Director Chazelle and cinematographer Linus Sandgren create a look in line with Singin’ in the Rain, but a tone more suited to A Star is Born. There is no shortage of romance and music, but it’s equally balanced with melancholy, foolish dreams, and shattered hopes. While it’s an homage to old Hollywood, Los Angeles and movie musicals, it seems to gracefully swing between past and present – and reality and fantasy.
Mia has a bedroom wall mural of Ingrid Bergman, while Sebastian treasures his piano stool that once belonged to Hoagy Carmichael … two more examples of past and present intertwined. Ms. Stone and Mr. Gosling possess solid (not exceptional) singing voices, which aids in having the songs tell their story. Ms. Stone is quite a talent, and especially stands out in her audition scenes … we feel her pouring her heart out to casting agents who may or may not even be paying attention. It’s remarkable work from her.

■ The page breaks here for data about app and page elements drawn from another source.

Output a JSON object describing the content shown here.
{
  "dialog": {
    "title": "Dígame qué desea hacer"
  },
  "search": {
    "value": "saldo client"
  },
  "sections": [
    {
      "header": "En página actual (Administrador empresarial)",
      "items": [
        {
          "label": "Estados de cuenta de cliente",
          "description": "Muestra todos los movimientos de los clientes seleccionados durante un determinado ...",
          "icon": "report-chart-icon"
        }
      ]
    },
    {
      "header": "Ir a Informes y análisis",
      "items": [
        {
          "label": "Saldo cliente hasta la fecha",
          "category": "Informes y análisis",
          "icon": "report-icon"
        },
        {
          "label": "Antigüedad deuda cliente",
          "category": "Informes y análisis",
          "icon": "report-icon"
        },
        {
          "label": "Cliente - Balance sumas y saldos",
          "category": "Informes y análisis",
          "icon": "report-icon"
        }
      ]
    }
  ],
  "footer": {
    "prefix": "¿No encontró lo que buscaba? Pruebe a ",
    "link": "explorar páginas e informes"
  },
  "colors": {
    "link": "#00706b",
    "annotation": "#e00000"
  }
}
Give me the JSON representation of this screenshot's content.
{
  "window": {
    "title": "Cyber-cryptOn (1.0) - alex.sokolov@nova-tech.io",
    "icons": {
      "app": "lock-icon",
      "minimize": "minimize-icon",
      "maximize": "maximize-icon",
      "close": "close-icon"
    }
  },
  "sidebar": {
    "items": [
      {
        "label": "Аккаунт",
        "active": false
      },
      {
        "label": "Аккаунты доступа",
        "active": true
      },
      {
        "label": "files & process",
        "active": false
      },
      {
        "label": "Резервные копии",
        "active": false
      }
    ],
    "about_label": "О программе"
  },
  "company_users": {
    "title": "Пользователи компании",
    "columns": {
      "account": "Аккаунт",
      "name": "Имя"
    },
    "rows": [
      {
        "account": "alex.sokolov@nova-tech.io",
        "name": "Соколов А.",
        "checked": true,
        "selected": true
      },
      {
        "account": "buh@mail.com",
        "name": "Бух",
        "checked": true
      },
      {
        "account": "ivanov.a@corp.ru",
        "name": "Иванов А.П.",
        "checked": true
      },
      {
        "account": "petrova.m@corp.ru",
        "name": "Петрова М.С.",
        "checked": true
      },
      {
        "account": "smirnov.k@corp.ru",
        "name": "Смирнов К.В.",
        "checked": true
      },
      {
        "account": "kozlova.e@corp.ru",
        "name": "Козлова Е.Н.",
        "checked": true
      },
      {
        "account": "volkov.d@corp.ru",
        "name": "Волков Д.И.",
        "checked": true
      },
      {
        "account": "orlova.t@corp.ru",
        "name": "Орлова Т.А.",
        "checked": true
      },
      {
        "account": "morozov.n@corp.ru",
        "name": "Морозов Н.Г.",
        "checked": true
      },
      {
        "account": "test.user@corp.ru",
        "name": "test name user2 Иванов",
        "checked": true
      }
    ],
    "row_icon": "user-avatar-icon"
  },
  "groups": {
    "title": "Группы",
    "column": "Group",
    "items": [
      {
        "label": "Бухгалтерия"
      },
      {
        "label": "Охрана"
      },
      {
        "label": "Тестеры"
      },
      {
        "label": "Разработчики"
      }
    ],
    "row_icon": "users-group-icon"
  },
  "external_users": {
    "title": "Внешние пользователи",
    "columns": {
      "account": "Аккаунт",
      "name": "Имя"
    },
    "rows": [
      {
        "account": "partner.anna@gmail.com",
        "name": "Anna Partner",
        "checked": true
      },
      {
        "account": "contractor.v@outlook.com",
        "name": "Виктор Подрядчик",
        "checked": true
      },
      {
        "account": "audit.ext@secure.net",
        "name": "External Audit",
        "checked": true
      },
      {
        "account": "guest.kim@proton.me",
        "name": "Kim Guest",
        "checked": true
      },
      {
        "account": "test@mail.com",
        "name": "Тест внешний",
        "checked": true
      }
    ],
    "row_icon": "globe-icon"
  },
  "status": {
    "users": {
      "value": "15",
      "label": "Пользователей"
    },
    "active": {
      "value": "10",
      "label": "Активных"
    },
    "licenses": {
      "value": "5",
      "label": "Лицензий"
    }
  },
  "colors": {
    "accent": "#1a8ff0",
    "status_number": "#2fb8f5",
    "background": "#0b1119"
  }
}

Supporting work is provided by Rosemarie DeWitt (as Sebastian’s sister), JK Simmons (as a club owner and Sebastian’s boss), Finn Wittrock (as Mia’s boyfriend) and Damon Gupton. Also in supporting roles would be the Griffith Observatory (after a Rebel Without a Cause viewing), the Los Angeles scene, and the Warner Brothers lot.
The “What Could Have Been” ending sequence is top notch filmmaking in all aspects, and perfectly caps a movie that drips with nostalgia … while also being touching, funny, and downright fun. Watching this film is much like going through the ups and downs of a relationship, and rather than a fairy tale, it’s a painful jab at “the one who got away”. It deserves to be seen on the big screen – enjoy the full palette of colors and the full spectrum of emotions (love and heartbreak, frustration, anger, and utter joy). This is one to tell your friends about … don’t wait for them to tell you.
watch the trailer: